Furthermore I spoke to my contact at the City of Düsseldorf, supporting beyond tellerrand for many years now, if and what they might be able to do. He asked the city’s responsible department of the city and got back to me with an official letter of recommendation for Sara from the City of Düsseldorf, stating how important it is to have her speak at beyond tellerrand in Düsseldorf. Many, many thanks to you, Jürgen!
I also already got an appointment at my local office for foreign affairs to get something called a “Verpflichtungserklärung”, which is something you can translate with “ formal obligation”.
It means that I, as Sara’s host, pay a deposit or show my income of the last two years to the office. With this I guarantee to cover all costs incurred by the applicant during the stay in Germany … don’t ask me what this actually changes, but I heard that this is a way that can help getting someone the visa. In the end we did not need it …
This is quite a long text, I know, but it still does not show how much effort it actually was. Not just from me, but with help of many people and many little puzzle pieces building the whole picture. But yes, this morning Sara sent a DM:
I just got a call from the embassy and he told me to go go the embassy next week (Mon thru Thurs) to take it on the same day :D
YES! We finally got the visa for Sara which is nothing less than great news. Sara was at a point not believing that this is going to turn into anything with a positive end and I, to be honest, had my doubt at some points as well. But I always stayed positive, tried several things, kept Sara up to date and really believed in the little chance we had. The people I was in touch with in Berlin said that they heard, the letter of the City of Düsseldorf was the key to change the visa decision.

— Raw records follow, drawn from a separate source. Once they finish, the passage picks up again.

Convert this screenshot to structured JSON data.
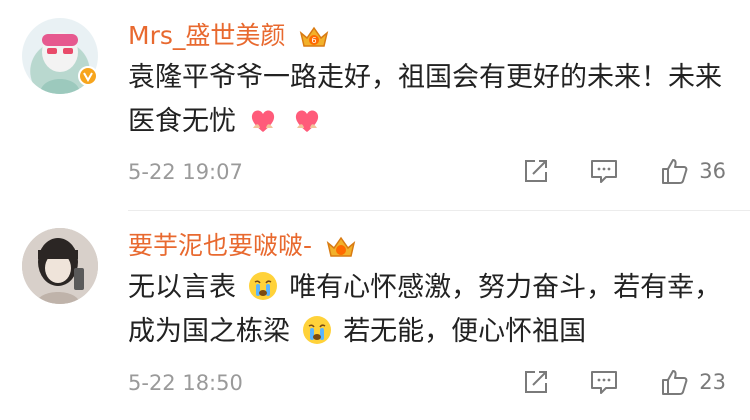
{
  "comments": [
    {
      "username": "Mrs_盛世美颜",
      "text_part1": "袁隆平爷爷一路走好，祖国会有更好的未来！未来医食无忧",
      "text_part2": "",
      "timestamp": "5-22 19:07",
      "likes": "36",
      "verified": true,
      "emoji": [
        "heart-hands-emoji",
        "heart-hands-emoji"
      ]
    },
    {
      "username": "要芋泥也要啵啵-",
      "text_part1": "无以言表",
      "text_part2": "唯有心怀感激，努力奋斗，若有幸，成为国之栋梁",
      "text_part3": "若无能，便心怀祖国",
      "timestamp": "5-22 18:50",
      "likes": "23",
      "verified": false,
      "emoji": [
        "crying-face-emoji",
        "crying-face-emoji"
      ]
    }
  ],
  "icons": {
    "share": "share-icon",
    "reply": "comment-icon",
    "like": "thumbs-up-icon",
    "vip": "crown-icon"
  },
  "colors": {
    "username": "#e8692f",
    "meta": "#9a9a9a",
    "text": "#222222",
    "verified": "#f7a51d"
  }
}
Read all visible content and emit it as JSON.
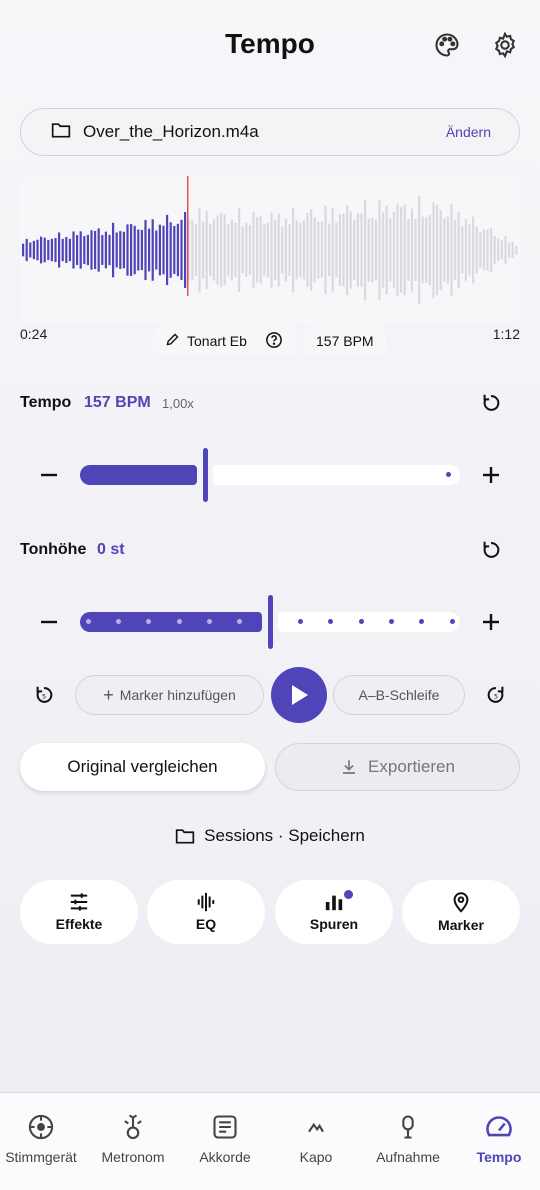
{
  "header": {
    "title": "Tempo",
    "palette_icon": "palette-icon",
    "settings_icon": "gear-icon"
  },
  "file": {
    "name": "Over_the_Horizon.m4a",
    "change_label": "Ändern",
    "icon": "folder-icon"
  },
  "waveform": {
    "progress": 0.333,
    "played_color": "#4f44b8",
    "unplayed_color": "#d9d9de",
    "playhead_color": "#e05555"
  },
  "playback": {
    "position": "0:24",
    "duration": "1:12"
  },
  "chips": {
    "key_label": "Tonart Eb",
    "bpm_label": "157 BPM"
  },
  "tempo": {
    "label": "Tempo",
    "value": "157 BPM",
    "rate": "1,00x",
    "level": 0.33
  },
  "pitch": {
    "label": "Tonhöhe",
    "value": "0 st",
    "level": 0.5
  },
  "transport": {
    "add_marker_label": "Marker hinzufügen",
    "ab_loop_label": "A–B-Schleife"
  },
  "actions": {
    "compare_label": "Original vergleichen",
    "export_label": "Exportieren"
  },
  "sessions": {
    "label": "Sessions · Speichern"
  },
  "features": [
    {
      "label": "Effekte",
      "icon": "sliders-icon"
    },
    {
      "label": "EQ",
      "icon": "equalizer-icon"
    },
    {
      "label": "Spuren",
      "icon": "tracks-icon",
      "badge": true
    },
    {
      "label": "Marker",
      "icon": "location-pin-icon"
    }
  ],
  "nav": [
    {
      "label": "Stimmgerät",
      "icon": "tuner-icon"
    },
    {
      "label": "Metronom",
      "icon": "metronome-icon"
    },
    {
      "label": "Akkorde",
      "icon": "chords-icon"
    },
    {
      "label": "Kapo",
      "icon": "capo-icon"
    },
    {
      "label": "Aufnahme",
      "icon": "microphone-icon"
    },
    {
      "label": "Tempo",
      "icon": "speedometer-icon",
      "active": true
    }
  ],
  "colors": {
    "accent": "#4f44b8",
    "text": "#111111"
  }
}
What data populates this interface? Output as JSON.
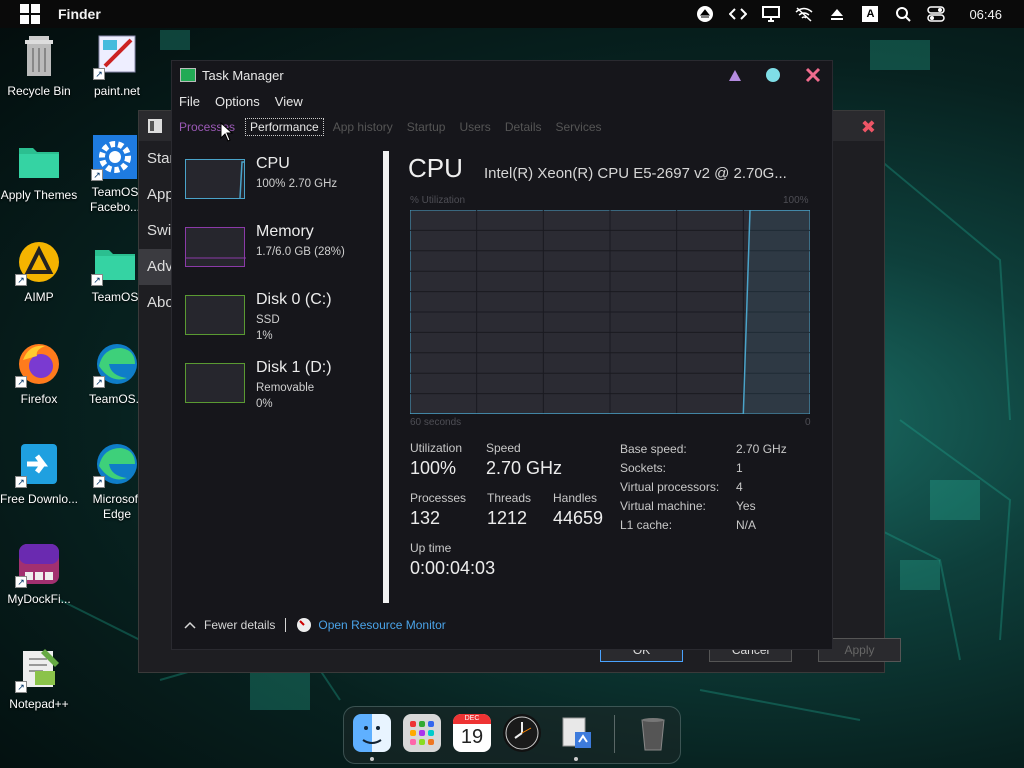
{
  "menubar": {
    "app_name": "Finder",
    "clock": "06:46",
    "tray_icons": [
      "eject-icon",
      "code-icon",
      "display-icon",
      "network-off-icon",
      "upload-icon",
      "input-language-icon",
      "search-icon",
      "control-center-icon"
    ],
    "input_lang": "A"
  },
  "desktop": {
    "icons": [
      {
        "name": "recycle-bin",
        "label": "Recycle Bin",
        "icon": "trash-icon"
      },
      {
        "name": "paint-net",
        "label": "paint.net",
        "icon": "paint-icon"
      },
      {
        "name": "apply-themes",
        "label": "Apply Themes",
        "icon": "folder-icon"
      },
      {
        "name": "teamos-facebook",
        "label": "TeamOS Facebo...",
        "icon": "gear-icon"
      },
      {
        "name": "aimp",
        "label": "AIMP",
        "icon": "aimp-icon"
      },
      {
        "name": "teamos-folder",
        "label": "TeamOS",
        "icon": "folder-icon"
      },
      {
        "name": "firefox",
        "label": "Firefox",
        "icon": "firefox-icon"
      },
      {
        "name": "teamos-x",
        "label": "TeamOS.x",
        "icon": "edge-icon"
      },
      {
        "name": "free-download",
        "label": "Free Downlo...",
        "icon": "download-icon"
      },
      {
        "name": "microsoft-edge",
        "label": "Microsoft Edge",
        "icon": "edge-icon"
      },
      {
        "name": "mydockfinder",
        "label": "MyDockFi...",
        "icon": "dock-app-icon"
      },
      {
        "name": "notepad-plus",
        "label": "Notepad++",
        "icon": "notepad-icon"
      }
    ]
  },
  "bg_window": {
    "side_items": [
      "Star",
      "App",
      "Swi",
      "Adv",
      "Abo"
    ],
    "buttons": {
      "ok": "OK",
      "cancel": "Cancel",
      "apply": "Apply"
    }
  },
  "task_manager": {
    "title": "Task Manager",
    "menu": [
      "File",
      "Options",
      "View"
    ],
    "tabs": [
      "Processes",
      "Performance",
      "App history",
      "Startup",
      "Users",
      "Details",
      "Services"
    ],
    "resources": [
      {
        "name": "CPU",
        "sub1": "100%  2.70 GHz",
        "sub2": ""
      },
      {
        "name": "Memory",
        "sub1": "1.7/6.0 GB (28%)",
        "sub2": ""
      },
      {
        "name": "Disk 0 (C:)",
        "sub1": "SSD",
        "sub2": "1%"
      },
      {
        "name": "Disk 1 (D:)",
        "sub1": "Removable",
        "sub2": "0%"
      }
    ],
    "header": "CPU",
    "cpu_model": "Intel(R) Xeon(R) CPU E5-2697 v2 @ 2.70G...",
    "util_label": "% Utilization",
    "util_max": "100%",
    "seconds_label": "60 seconds",
    "seconds_zero": "0",
    "stats": {
      "utilization_label": "Utilization",
      "utilization": "100%",
      "speed_label": "Speed",
      "speed": "2.70 GHz",
      "processes_label": "Processes",
      "processes": "132",
      "threads_label": "Threads",
      "threads": "1212",
      "handles_label": "Handles",
      "handles": "44659",
      "uptime_label": "Up time",
      "uptime": "0:00:04:03"
    },
    "details": [
      {
        "k": "Base speed:",
        "v": "2.70 GHz"
      },
      {
        "k": "Sockets:",
        "v": "1"
      },
      {
        "k": "Virtual processors:",
        "v": "4"
      },
      {
        "k": "Virtual machine:",
        "v": "Yes"
      },
      {
        "k": "L1 cache:",
        "v": "N/A"
      }
    ],
    "footer": {
      "fewer": "Fewer details",
      "resource_monitor": "Open Resource Monitor"
    }
  },
  "chart_data": {
    "type": "line",
    "x": [
      60,
      10,
      9,
      0
    ],
    "values": [
      0,
      0,
      100,
      100
    ],
    "ylim": [
      0,
      100
    ],
    "xlim": [
      60,
      0
    ],
    "color": "#4aa3c9"
  },
  "dock": {
    "items": [
      "finder-icon",
      "launchpad-icon",
      "calendar-icon",
      "clock-icon",
      "preview-icon",
      "trash-icon"
    ],
    "calendar_day": "19",
    "calendar_month": "DEC"
  }
}
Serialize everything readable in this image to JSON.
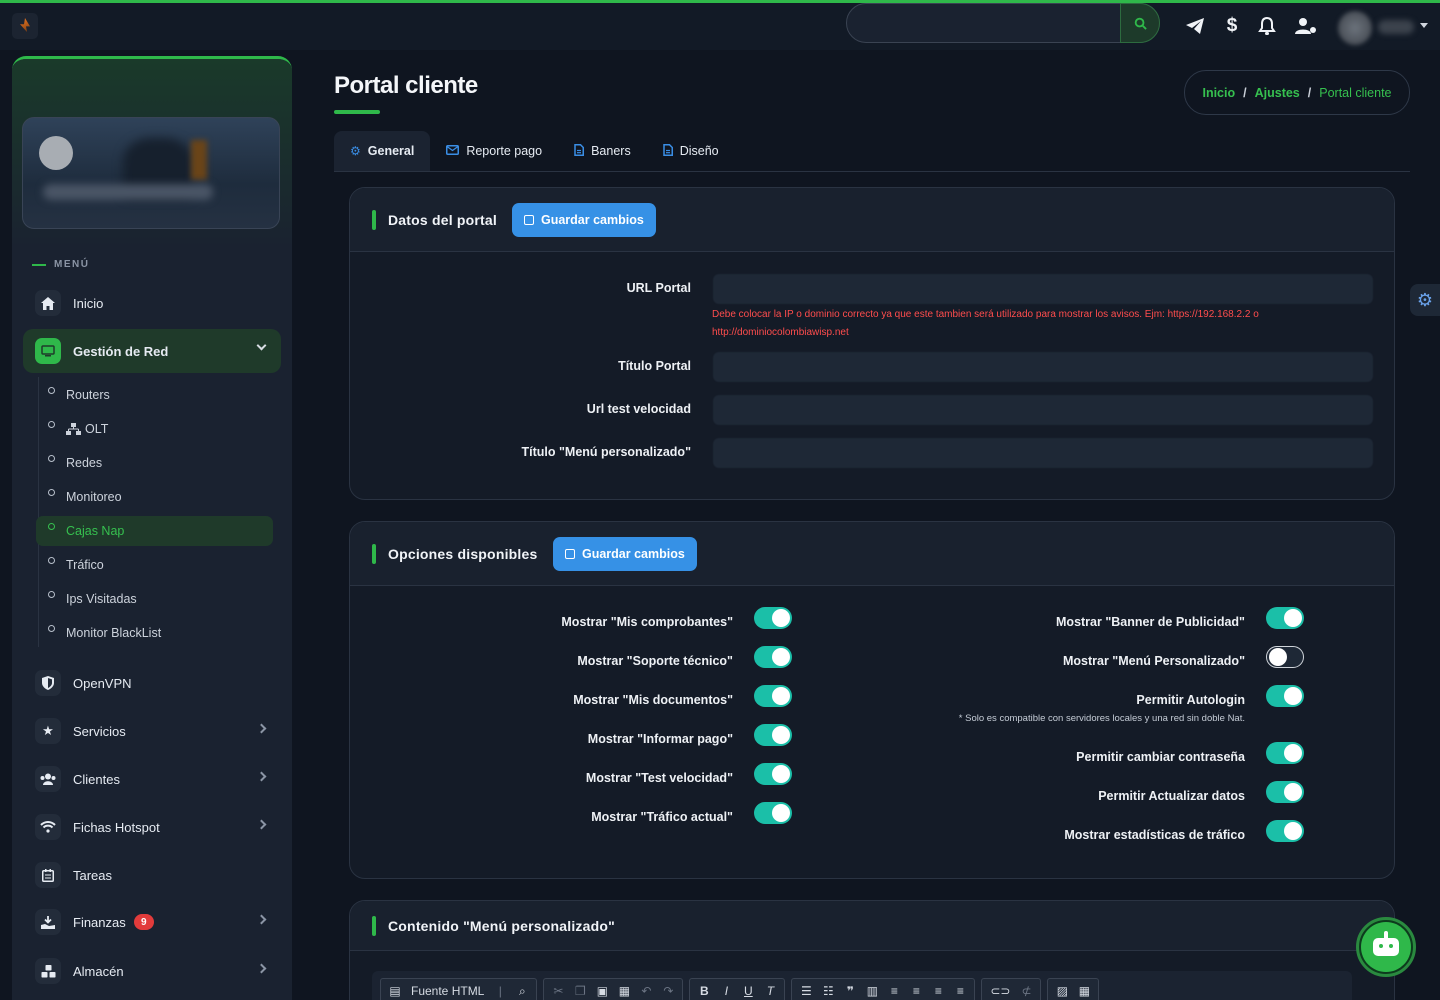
{
  "topbar": {
    "search_placeholder": "",
    "icons": [
      "telegram-icon",
      "dollar-icon",
      "bell-icon",
      "user-settings-icon"
    ]
  },
  "sidebar": {
    "menu_label": "MENÚ",
    "items": [
      {
        "label": "Inicio",
        "icon": "home-icon"
      },
      {
        "label": "Gestión de Red",
        "icon": "network-icon",
        "expanded": true
      },
      {
        "label": "OpenVPN",
        "icon": "shield-icon"
      },
      {
        "label": "Servicios",
        "icon": "star-icon"
      },
      {
        "label": "Clientes",
        "icon": "users-icon"
      },
      {
        "label": "Fichas Hotspot",
        "icon": "wifi-icon"
      },
      {
        "label": "Tareas",
        "icon": "calendar-icon"
      },
      {
        "label": "Finanzas",
        "icon": "finance-icon",
        "badge": "9"
      },
      {
        "label": "Almacén",
        "icon": "boxes-icon"
      }
    ],
    "subitems": [
      "Routers",
      "OLT",
      "Redes",
      "Monitoreo",
      "Cajas Nap",
      "Tráfico",
      "Ips Visitadas",
      "Monitor BlackList"
    ],
    "active_subitem": "Cajas Nap"
  },
  "page": {
    "title": "Portal cliente",
    "breadcrumb": [
      "Inicio",
      "Ajustes",
      "Portal cliente"
    ],
    "tabs": [
      "General",
      "Reporte pago",
      "Baners",
      "Diseño"
    ],
    "active_tab": "General"
  },
  "datos_portal": {
    "title": "Datos del portal",
    "save_label": "Guardar cambios",
    "fields": [
      {
        "label": "URL Portal",
        "value": ""
      },
      {
        "label": "Título Portal",
        "value": ""
      },
      {
        "label": "Url test velocidad",
        "value": ""
      },
      {
        "label": "Título \"Menú personalizado\"",
        "value": ""
      }
    ],
    "url_hint": "Debe colocar la IP o dominio correcto ya que este tambien será utilizado para mostrar los avisos. Ejm: https://192.168.2.2 o http://dominiocolombiawisp.net"
  },
  "opciones": {
    "title": "Opciones disponibles",
    "save_label": "Guardar cambios",
    "left": [
      {
        "label": "Mostrar \"Mis comprobantes\"",
        "on": true
      },
      {
        "label": "Mostrar \"Soporte técnico\"",
        "on": true
      },
      {
        "label": "Mostrar \"Mis documentos\"",
        "on": true
      },
      {
        "label": "Mostrar \"Informar pago\"",
        "on": true
      },
      {
        "label": "Mostrar \"Test velocidad\"",
        "on": true
      },
      {
        "label": "Mostrar \"Tráfico actual\"",
        "on": true
      }
    ],
    "right": [
      {
        "label": "Mostrar \"Banner de Publicidad\"",
        "on": true
      },
      {
        "label": "Mostrar \"Menú Personalizado\"",
        "on": false
      },
      {
        "label": "Permitir Autologin",
        "on": true
      },
      {
        "label": "Permitir cambiar contraseña",
        "on": true
      },
      {
        "label": "Permitir Actualizar datos",
        "on": true
      },
      {
        "label": "Mostrar estadísticas de tráfico",
        "on": true
      }
    ],
    "autologin_note": "* Solo es compatible con servidores locales y una red sin doble Nat."
  },
  "contenido": {
    "title": "Contenido \"Menú personalizado\"",
    "editor_source_label": "Fuente HTML"
  },
  "colors": {
    "accent": "#2fb84a",
    "button": "#3691e6",
    "toggle_on": "#1bbfa8",
    "error": "#ff4d4d"
  }
}
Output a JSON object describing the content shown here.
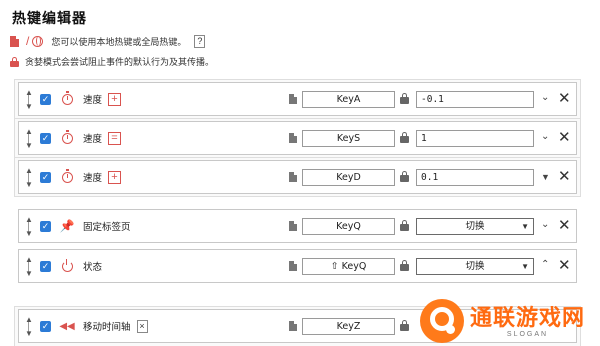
{
  "title": "热键编辑器",
  "info": {
    "line1": "您可以使用本地热键或全局热键。",
    "help": "?",
    "line2": "贪婪模式会尝试阻止事件的默认行为及其传播。"
  },
  "rows": [
    {
      "label": "速度",
      "op": "+",
      "key": "KeyA",
      "value": "-0.1",
      "chevron": "down",
      "icon": "timer-icon"
    },
    {
      "label": "速度",
      "op": "=",
      "key": "KeyS",
      "value": "1",
      "chevron": "down",
      "icon": "timer-icon"
    },
    {
      "label": "速度",
      "op": "+",
      "key": "KeyD",
      "value": "0.1",
      "chevron": "down-filled",
      "icon": "timer-icon"
    },
    {
      "label": "固定标签页",
      "key": "KeyQ",
      "select": "切换",
      "chevron": "down",
      "icon": "pin-icon"
    },
    {
      "label": "状态",
      "key": "⇧ KeyQ",
      "select": "切换",
      "chevron": "up",
      "icon": "power-icon"
    },
    {
      "label": "移动时间轴",
      "op": "×",
      "key": "KeyZ",
      "icon": "rewind-icon"
    }
  ],
  "colors": {
    "accent": "#d9534f",
    "checkbox": "#2c7bd6"
  },
  "watermark": {
    "main": "通联游戏网",
    "sub": "SLOGAN"
  }
}
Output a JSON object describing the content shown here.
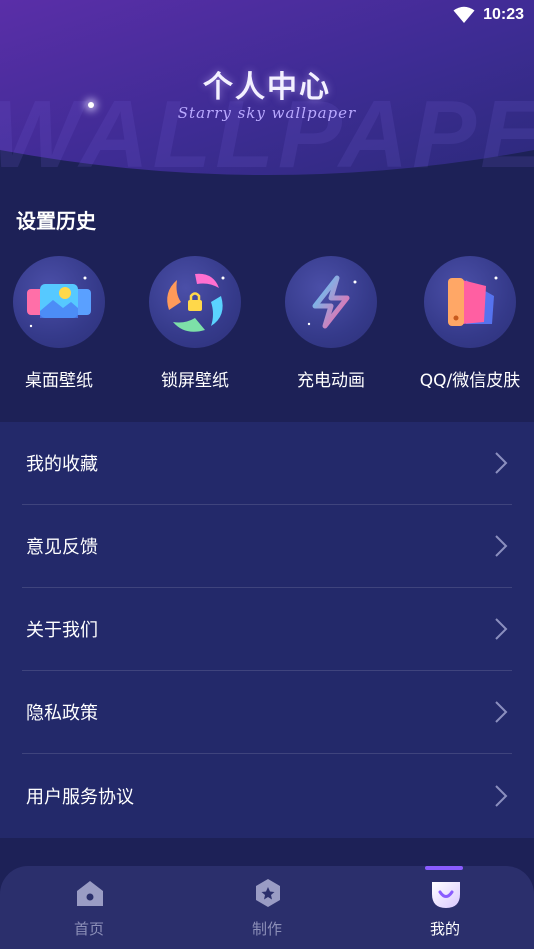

You won’t believe how happy this makes me and Sara. Honestly. This was a lot of time which I, as a one man band running this event, usually need and use for other things to be done. But I considered it my job to prove that Germany is not what Sara experienced at our embassy and that there is a way to get her to beyond tellerrand. I felt angry and ashamed of the arrogance, the hubris with which somebody could think that she – that anyone – wants to stay in our country instead of their home country, because it is better to stay here. I thought it was not right, especially with no real reason.
For some people, family bonds are a way stronger tie than any formal or official paperwork – and I am sure in Sara’s case that is absolutely the case. Sara and I agree, that countries/governments need to have more faith in people and not treat everyone the same way because of stupid stereotypes. And one thing Sara said is – and I totally agree, particularly because of this story – “they should use the internet more”. One quick search would have shown how much she travels to speak at events in foreign countries.
I think we did the right thing in not giving up. And I also believe that you should do the same. Never lose trust in what you do and want to achieve. If you see the smallest chance that something could work out and you really want it: don’t give up!